I was compelled to resign from cabinet on a matter of principle in February, 2019, and was subsequently removed from the Liberal caucus. This experience made me see more clearly than ever that Ottawa, politics and its modes of functioning maintain norms and patterns that are not always compatible with my culture, my worldview, or my gender.
The Canadian government lost an opportunity during the Forty-Second Parliament. Yes, progress was made on Indigenous issues. But we still cannot say with confidence that the ship’s course has been shifted sufficiently to turn it in a new direction – away from denial and toward unqualified recognition.
I initially decided to run to be a Member of Parliament for many reasons – but key among them was the desire to help create the legal and political space for Indigenous peoples to be self-determining, including self-governing. As I have said to countless audiences in Canada and around the world, the fortunes of Canada and Indigenous peoples are intertwined. Rebuilding Indigenous nations will result in a stronger, better Canada, one that will enrich all Canadians. My vision has not changed. To this end, I recently spoke at an honouring ceremony in our Big House in Campbell River. I spoke about how entering mainstream politics and working in the political environment that I now do has heightened my appreciation that there is much Ottawa can learn from Indigenous peoples, from our worldview and our societies. We have legal orders that have survived for millenniums and are very much part of our evolving legal framework in Canada.
When I reflect on what I have learned, I sometimes see an image of the country emerging from darkness, to half-light, to full brightness. As Canada comes to terms with its colonial past and as Indigenous peoples increasingly continue to determine their own futures, the full potential of this country will shine.
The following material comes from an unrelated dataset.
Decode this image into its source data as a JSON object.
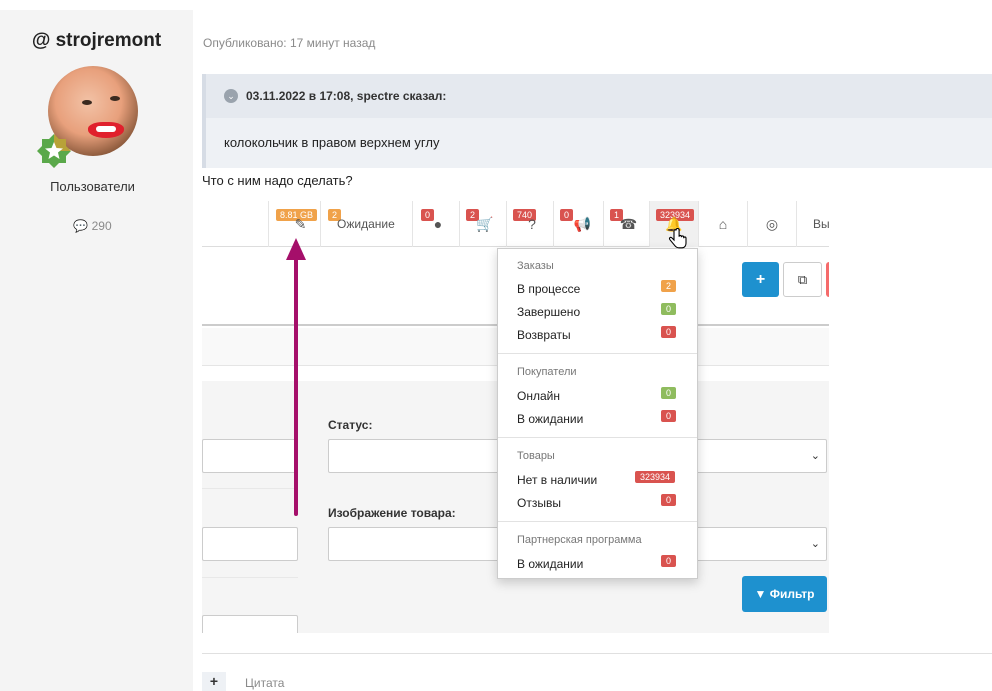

There is more work to be done, and I am confident it will get done. Reconciliation cannot fail, because Canada cannot fail.